In Franklin, he had a funny mishap with the County Attorney who did not address him appropriately as he mistook him for another "Arceneaux" in the state. As to regain the Canadian judge's favour and in honour of his visit, he would bring him to a secret barroom in St. Martinville for a glass or two of Canadian rye. "Prohibition?" Arsenault wrote, "There was no sign of it here."
Arsenault was welcomed in many homes, and drank several cups of "the inevitable coffee." He warned other travellers that Acadians are great hosts and excellent cooks, but will insist that you stay for dinner if you visit them close to that time of day. If you do, bring your appetite as a family meal could "consist of gumbo, cochon au lait (suckling pig), fricasse champignon (stewed mushrooms), or canard farci (roast duck)".
What he identified as bay leaves, was most likely filé, ground sassafras leaves used to thicken the broth. Other thickening options include a dark roux and okra.
Gumbo is a difficult dish to write about -- each element has a cultural significance. Whether it started as a Native American stew or found its inspiration in the French bouillabaisse, or derived its name from African slaves' word for okra, gumbo has been abundantly used as symbolism for the cultural interchanges between the several groups inhabiting the state. Historians are still debating its origins and home cooks are still debating what makes their gumbo the best.
To be honest, I'm a little disappointed that Arsenault doesn't write more about crawfish. Don't get me wrong, gumbo is amazing, coffee is fantastic, and a boar's head dressed by a Belgian priest is ... well, uhm, I guess I've never had the pleasure. But, CRAWFISH! I've now been to Louisiana twice, and as you can see, both times I was equally excited about crawfish:
Next Thursday, I'll write my final post in this series about what Arsenault was often way too excited about: booze.

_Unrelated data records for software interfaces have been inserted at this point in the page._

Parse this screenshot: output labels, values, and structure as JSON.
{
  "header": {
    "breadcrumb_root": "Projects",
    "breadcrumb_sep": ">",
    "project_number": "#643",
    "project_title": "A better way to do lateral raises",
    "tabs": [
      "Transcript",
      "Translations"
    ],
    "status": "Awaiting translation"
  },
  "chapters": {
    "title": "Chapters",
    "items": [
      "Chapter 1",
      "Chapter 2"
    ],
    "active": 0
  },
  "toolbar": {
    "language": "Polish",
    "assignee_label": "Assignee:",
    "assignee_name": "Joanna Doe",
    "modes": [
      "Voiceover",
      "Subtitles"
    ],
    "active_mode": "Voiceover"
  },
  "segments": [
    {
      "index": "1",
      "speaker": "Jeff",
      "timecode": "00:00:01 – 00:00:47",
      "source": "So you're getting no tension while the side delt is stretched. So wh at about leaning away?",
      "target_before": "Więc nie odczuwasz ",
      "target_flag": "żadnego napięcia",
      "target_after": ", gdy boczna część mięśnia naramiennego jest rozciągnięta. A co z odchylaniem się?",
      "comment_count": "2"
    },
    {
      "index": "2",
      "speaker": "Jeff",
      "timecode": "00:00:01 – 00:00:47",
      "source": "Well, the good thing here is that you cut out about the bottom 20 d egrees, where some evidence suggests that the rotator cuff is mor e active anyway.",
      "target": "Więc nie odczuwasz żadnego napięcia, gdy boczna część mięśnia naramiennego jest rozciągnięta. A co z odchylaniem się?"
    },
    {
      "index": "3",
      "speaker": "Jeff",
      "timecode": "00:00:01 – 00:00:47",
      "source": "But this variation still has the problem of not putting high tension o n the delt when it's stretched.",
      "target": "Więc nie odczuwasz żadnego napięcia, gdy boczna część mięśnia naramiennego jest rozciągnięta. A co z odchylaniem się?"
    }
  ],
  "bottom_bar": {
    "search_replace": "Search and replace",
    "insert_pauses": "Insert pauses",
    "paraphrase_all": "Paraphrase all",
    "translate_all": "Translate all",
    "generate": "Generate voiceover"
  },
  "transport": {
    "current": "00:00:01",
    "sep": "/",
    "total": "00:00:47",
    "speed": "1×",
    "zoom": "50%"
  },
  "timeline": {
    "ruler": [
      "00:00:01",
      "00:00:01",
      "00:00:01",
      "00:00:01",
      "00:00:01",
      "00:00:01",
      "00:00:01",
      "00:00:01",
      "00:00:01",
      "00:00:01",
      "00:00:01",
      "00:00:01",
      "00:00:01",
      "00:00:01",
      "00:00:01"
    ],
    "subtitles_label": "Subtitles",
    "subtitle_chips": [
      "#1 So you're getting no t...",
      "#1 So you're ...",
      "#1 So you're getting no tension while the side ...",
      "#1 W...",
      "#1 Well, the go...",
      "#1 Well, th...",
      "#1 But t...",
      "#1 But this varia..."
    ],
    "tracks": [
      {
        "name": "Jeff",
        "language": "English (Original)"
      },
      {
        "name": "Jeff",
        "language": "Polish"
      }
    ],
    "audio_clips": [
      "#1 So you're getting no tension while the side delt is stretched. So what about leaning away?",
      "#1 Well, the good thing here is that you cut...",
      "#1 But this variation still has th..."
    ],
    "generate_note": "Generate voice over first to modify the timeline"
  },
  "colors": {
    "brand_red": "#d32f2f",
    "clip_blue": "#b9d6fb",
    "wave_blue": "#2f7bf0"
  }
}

Susan Tucker, New Orleans cuisine: fourteen signature dishes and their histories. Jackson: University Press of Mississippi, 2009.